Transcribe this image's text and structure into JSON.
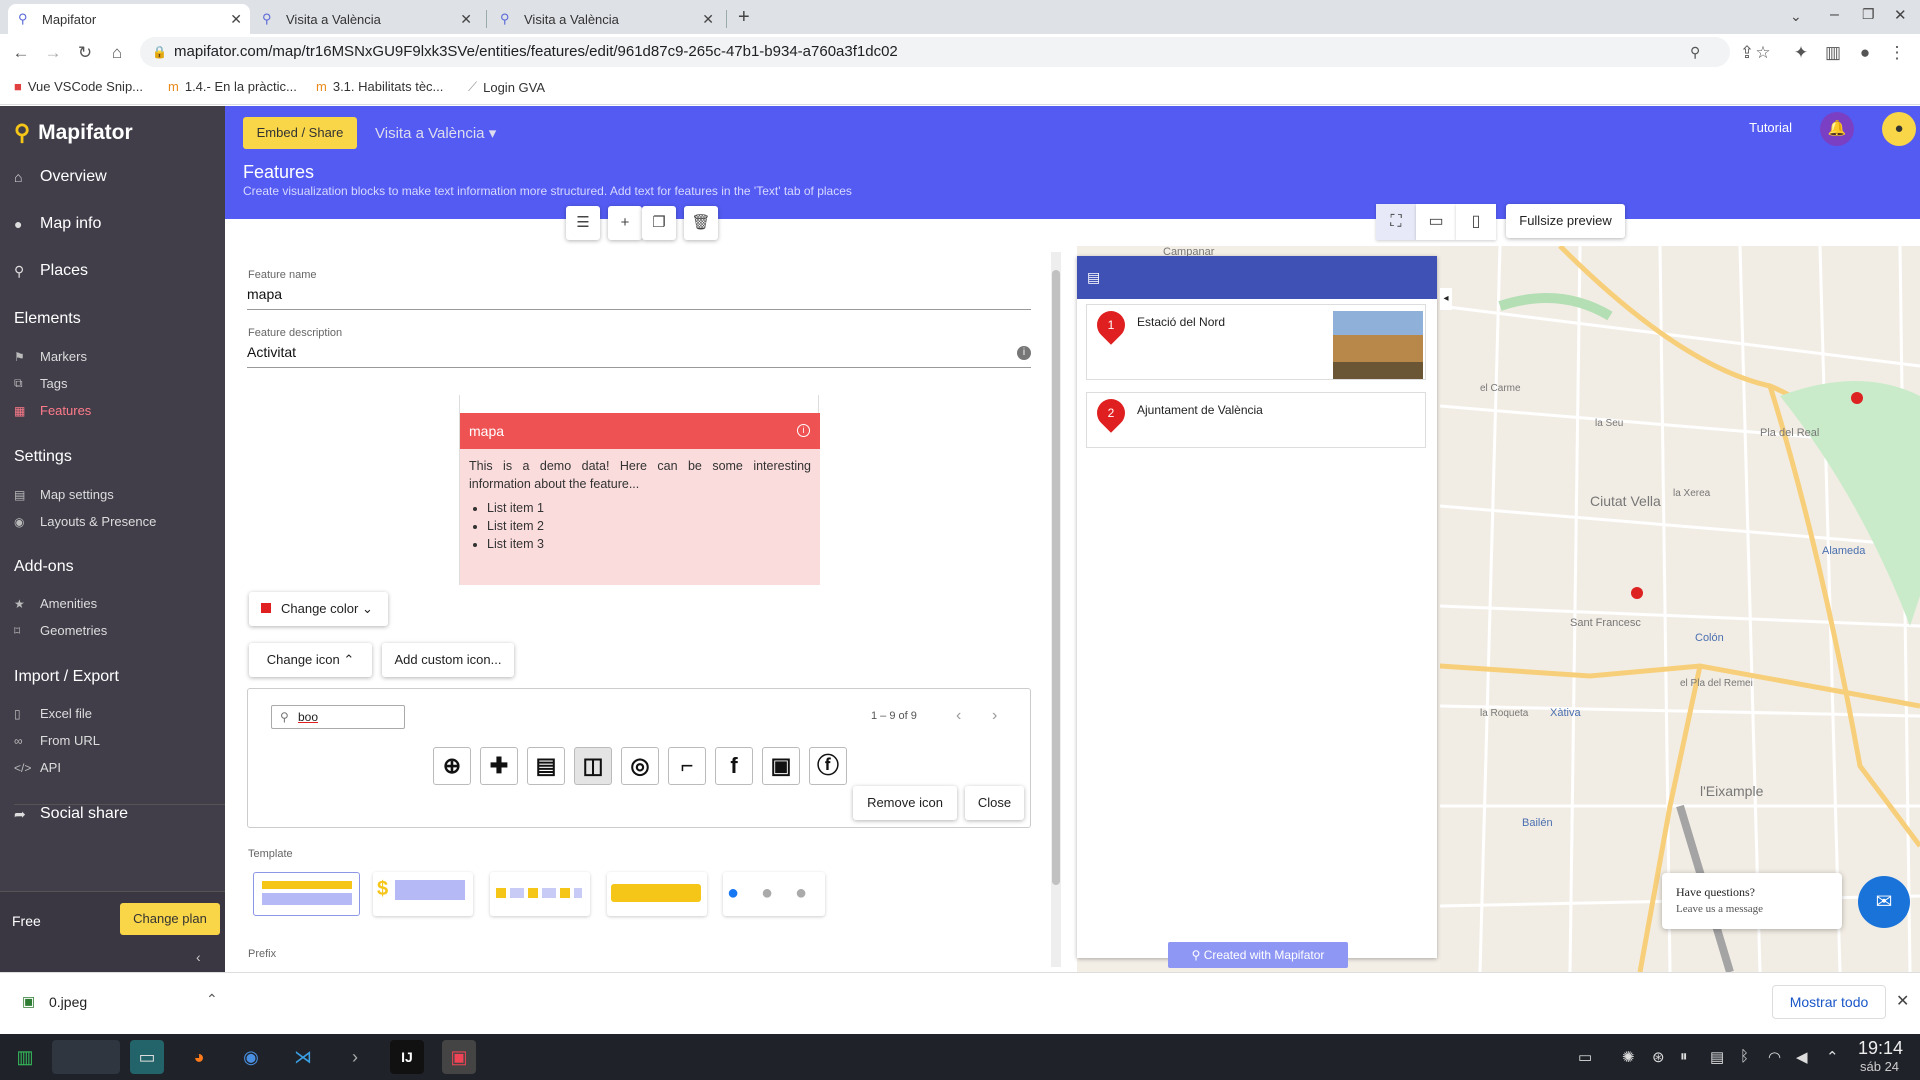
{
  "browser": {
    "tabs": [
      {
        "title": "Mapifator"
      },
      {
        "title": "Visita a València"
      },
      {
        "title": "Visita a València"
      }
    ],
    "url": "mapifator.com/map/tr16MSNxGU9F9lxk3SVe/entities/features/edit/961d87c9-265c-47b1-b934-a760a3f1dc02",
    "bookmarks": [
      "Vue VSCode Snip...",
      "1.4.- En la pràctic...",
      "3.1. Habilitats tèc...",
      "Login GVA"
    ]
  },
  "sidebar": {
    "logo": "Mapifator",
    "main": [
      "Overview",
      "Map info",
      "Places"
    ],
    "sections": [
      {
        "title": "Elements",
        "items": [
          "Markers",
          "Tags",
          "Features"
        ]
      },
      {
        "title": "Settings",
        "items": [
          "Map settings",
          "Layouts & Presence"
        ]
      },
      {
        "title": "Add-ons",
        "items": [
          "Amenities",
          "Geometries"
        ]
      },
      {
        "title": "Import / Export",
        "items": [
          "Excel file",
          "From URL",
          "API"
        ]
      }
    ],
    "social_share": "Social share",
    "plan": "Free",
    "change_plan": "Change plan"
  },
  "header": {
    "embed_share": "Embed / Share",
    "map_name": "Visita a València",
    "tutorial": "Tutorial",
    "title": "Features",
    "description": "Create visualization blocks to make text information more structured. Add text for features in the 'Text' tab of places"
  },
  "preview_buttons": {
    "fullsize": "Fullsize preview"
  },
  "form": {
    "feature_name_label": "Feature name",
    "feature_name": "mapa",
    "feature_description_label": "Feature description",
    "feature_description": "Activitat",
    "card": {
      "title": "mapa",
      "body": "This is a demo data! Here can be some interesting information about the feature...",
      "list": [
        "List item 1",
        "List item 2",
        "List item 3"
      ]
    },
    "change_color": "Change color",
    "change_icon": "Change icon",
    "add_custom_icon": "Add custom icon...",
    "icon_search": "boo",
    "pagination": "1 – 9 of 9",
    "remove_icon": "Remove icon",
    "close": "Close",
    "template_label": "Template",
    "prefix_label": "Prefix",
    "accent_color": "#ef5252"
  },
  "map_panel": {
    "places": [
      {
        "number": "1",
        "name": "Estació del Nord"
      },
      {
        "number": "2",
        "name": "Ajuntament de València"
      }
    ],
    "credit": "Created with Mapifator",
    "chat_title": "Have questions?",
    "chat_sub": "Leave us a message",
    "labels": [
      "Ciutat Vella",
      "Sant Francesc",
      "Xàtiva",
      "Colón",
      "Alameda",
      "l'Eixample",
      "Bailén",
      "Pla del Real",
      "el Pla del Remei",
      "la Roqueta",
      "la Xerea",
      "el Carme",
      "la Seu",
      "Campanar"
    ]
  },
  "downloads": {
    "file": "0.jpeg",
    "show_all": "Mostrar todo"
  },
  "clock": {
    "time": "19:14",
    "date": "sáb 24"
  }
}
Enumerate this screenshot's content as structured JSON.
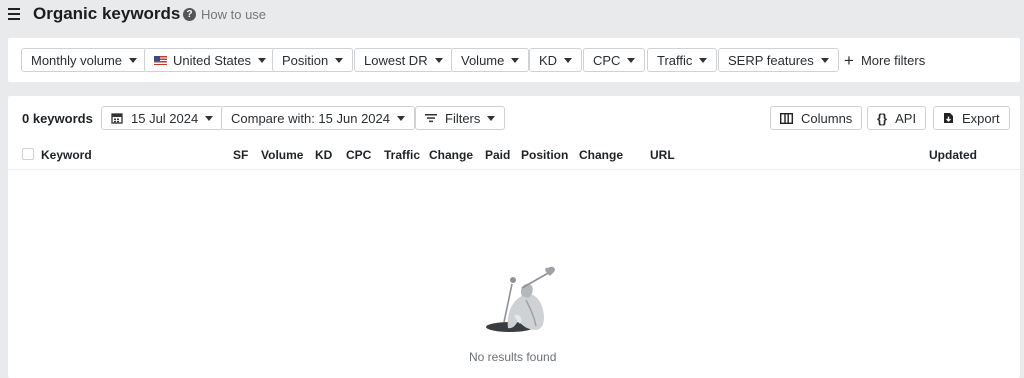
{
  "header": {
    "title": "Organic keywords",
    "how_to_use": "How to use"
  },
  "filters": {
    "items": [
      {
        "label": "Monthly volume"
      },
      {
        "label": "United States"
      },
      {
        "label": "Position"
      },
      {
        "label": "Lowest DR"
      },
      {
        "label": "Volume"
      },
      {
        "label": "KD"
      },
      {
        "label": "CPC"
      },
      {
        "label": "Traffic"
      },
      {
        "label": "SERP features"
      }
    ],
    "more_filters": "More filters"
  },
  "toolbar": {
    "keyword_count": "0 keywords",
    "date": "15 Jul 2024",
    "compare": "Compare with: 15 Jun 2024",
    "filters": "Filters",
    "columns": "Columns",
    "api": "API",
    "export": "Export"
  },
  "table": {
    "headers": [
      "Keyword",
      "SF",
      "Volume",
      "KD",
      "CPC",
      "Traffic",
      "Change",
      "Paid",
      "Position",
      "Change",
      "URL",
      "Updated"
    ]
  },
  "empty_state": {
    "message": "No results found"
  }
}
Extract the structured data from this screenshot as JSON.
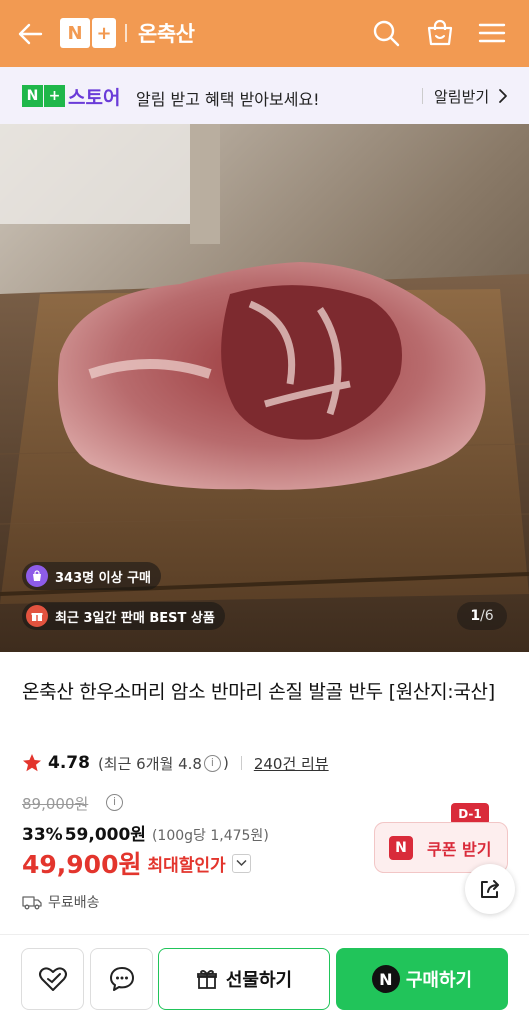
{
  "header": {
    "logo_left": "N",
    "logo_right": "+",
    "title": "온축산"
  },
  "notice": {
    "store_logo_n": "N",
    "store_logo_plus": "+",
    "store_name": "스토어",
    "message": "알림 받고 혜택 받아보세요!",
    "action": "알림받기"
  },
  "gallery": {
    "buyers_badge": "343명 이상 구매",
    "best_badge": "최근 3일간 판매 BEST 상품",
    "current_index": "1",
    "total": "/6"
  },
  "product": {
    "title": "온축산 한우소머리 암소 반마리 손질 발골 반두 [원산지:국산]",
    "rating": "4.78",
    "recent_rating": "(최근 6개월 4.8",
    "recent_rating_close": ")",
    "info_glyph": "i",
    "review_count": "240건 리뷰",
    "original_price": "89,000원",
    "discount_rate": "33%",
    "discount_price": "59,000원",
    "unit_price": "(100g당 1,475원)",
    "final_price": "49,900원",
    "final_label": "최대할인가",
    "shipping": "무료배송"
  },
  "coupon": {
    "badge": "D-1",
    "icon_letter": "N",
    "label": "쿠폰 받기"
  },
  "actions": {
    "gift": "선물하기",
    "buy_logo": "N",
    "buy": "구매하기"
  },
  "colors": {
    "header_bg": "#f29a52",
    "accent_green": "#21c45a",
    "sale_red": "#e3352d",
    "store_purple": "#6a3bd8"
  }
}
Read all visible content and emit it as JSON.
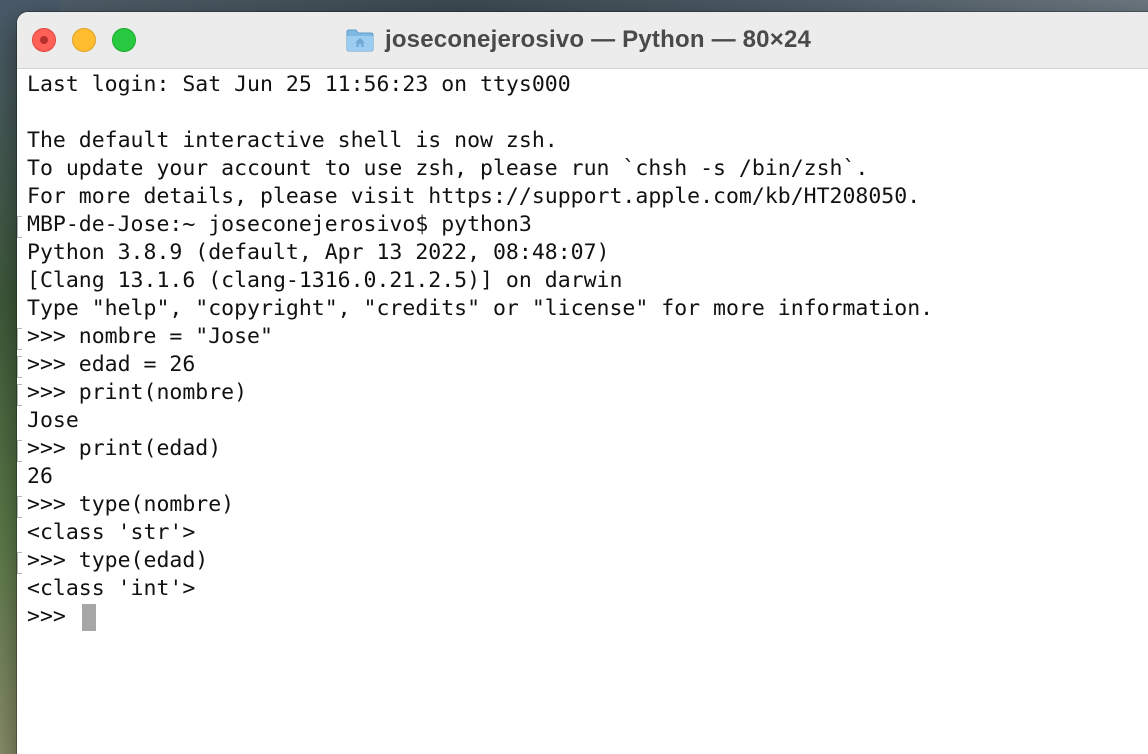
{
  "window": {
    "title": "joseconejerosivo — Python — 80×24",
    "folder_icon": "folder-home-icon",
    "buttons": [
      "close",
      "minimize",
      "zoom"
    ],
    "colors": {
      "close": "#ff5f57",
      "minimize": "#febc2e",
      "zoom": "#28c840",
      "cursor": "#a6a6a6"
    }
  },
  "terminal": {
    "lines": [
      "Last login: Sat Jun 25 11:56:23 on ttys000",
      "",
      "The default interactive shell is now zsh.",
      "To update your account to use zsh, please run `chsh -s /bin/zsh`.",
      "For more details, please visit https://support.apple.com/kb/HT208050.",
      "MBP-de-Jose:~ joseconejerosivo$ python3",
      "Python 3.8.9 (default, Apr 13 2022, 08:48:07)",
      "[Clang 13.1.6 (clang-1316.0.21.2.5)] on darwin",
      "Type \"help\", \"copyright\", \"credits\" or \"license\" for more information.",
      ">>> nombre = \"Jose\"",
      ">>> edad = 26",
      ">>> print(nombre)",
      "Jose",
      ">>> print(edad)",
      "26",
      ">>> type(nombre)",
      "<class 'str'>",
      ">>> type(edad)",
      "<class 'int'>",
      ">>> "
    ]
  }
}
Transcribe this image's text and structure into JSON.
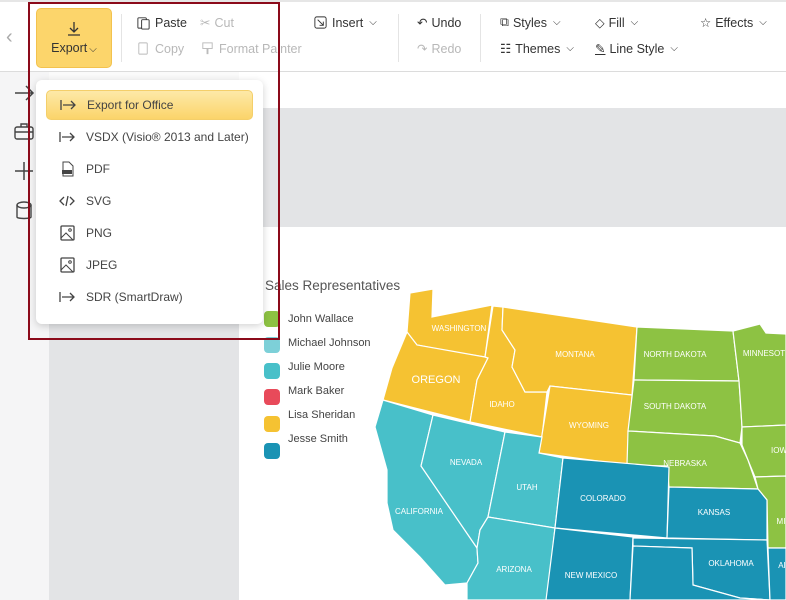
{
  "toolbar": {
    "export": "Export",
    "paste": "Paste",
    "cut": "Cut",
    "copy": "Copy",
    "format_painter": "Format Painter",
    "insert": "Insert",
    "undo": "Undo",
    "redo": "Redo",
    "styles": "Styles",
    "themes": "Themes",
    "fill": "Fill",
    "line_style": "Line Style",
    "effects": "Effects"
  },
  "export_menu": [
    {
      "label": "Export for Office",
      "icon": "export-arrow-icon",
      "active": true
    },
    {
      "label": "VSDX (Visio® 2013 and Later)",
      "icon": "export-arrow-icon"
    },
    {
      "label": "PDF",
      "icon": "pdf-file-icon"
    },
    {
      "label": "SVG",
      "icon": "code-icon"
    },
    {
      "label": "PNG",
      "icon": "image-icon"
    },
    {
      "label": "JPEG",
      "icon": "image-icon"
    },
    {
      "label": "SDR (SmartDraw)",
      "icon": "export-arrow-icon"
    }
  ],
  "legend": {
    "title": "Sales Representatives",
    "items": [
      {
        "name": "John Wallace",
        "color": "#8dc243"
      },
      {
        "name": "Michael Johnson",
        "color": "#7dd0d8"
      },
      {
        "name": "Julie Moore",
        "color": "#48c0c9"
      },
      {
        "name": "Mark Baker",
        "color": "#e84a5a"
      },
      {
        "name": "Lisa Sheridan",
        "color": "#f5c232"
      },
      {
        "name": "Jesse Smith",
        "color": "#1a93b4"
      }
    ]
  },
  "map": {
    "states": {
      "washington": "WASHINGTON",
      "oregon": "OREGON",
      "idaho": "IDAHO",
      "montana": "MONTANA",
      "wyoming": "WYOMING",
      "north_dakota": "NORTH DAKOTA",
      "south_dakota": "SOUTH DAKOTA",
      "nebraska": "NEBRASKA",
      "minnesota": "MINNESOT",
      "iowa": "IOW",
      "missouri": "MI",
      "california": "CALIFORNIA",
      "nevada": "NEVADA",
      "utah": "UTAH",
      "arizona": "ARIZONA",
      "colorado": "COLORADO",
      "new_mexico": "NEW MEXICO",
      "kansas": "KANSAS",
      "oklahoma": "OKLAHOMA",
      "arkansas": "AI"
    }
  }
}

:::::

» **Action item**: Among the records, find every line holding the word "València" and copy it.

» **Response box**:
        "title": "Visita a València"
        "title": "Visita a València"
    "map_name": "Visita a València",
        "name": "Ajuntament de València"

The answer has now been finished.